--- Available data ---
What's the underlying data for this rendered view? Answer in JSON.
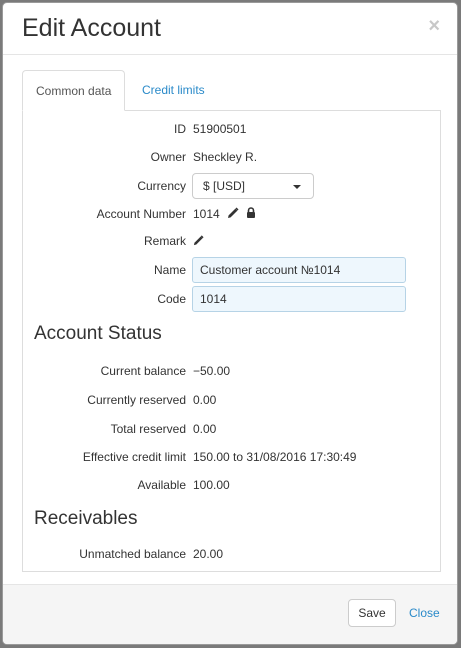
{
  "modal": {
    "title": "Edit Account",
    "close_glyph": "×"
  },
  "tabs": [
    {
      "label": "Common data",
      "active": true
    },
    {
      "label": "Credit limits",
      "active": false
    }
  ],
  "common": {
    "id_label": "ID",
    "id_value": "51900501",
    "owner_label": "Owner",
    "owner_value": "Sheckley R.",
    "currency_label": "Currency",
    "currency_value": "$ [USD]",
    "account_number_label": "Account Number",
    "account_number_value": "1014",
    "account_number_icons": [
      "pencil-icon",
      "lock-icon"
    ],
    "remark_label": "Remark",
    "remark_icon": "pencil-icon",
    "name_label": "Name",
    "name_value": "Customer account №1014",
    "code_label": "Code",
    "code_value": "1014"
  },
  "account_status": {
    "heading": "Account Status",
    "current_balance_label": "Current balance",
    "current_balance_value": "−50.00",
    "currently_reserved_label": "Currently reserved",
    "currently_reserved_value": "0.00",
    "total_reserved_label": "Total reserved",
    "total_reserved_value": "0.00",
    "effective_credit_limit_label": "Effective credit limit",
    "effective_credit_limit_value": "150.00 to 31/08/2016 17:30:49",
    "available_label": "Available",
    "available_value": "100.00"
  },
  "receivables": {
    "heading": "Receivables",
    "unmatched_balance_label": "Unmatched balance",
    "unmatched_balance_value": "20.00"
  },
  "footer": {
    "save_label": "Save",
    "close_label": "Close"
  },
  "colors": {
    "accent_link": "#2a8ac9",
    "input_bg": "#eef7fd",
    "input_border": "#b6d3e6"
  }
}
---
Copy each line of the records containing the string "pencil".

      "pencil-icon",
    "remark_icon": "pencil-icon",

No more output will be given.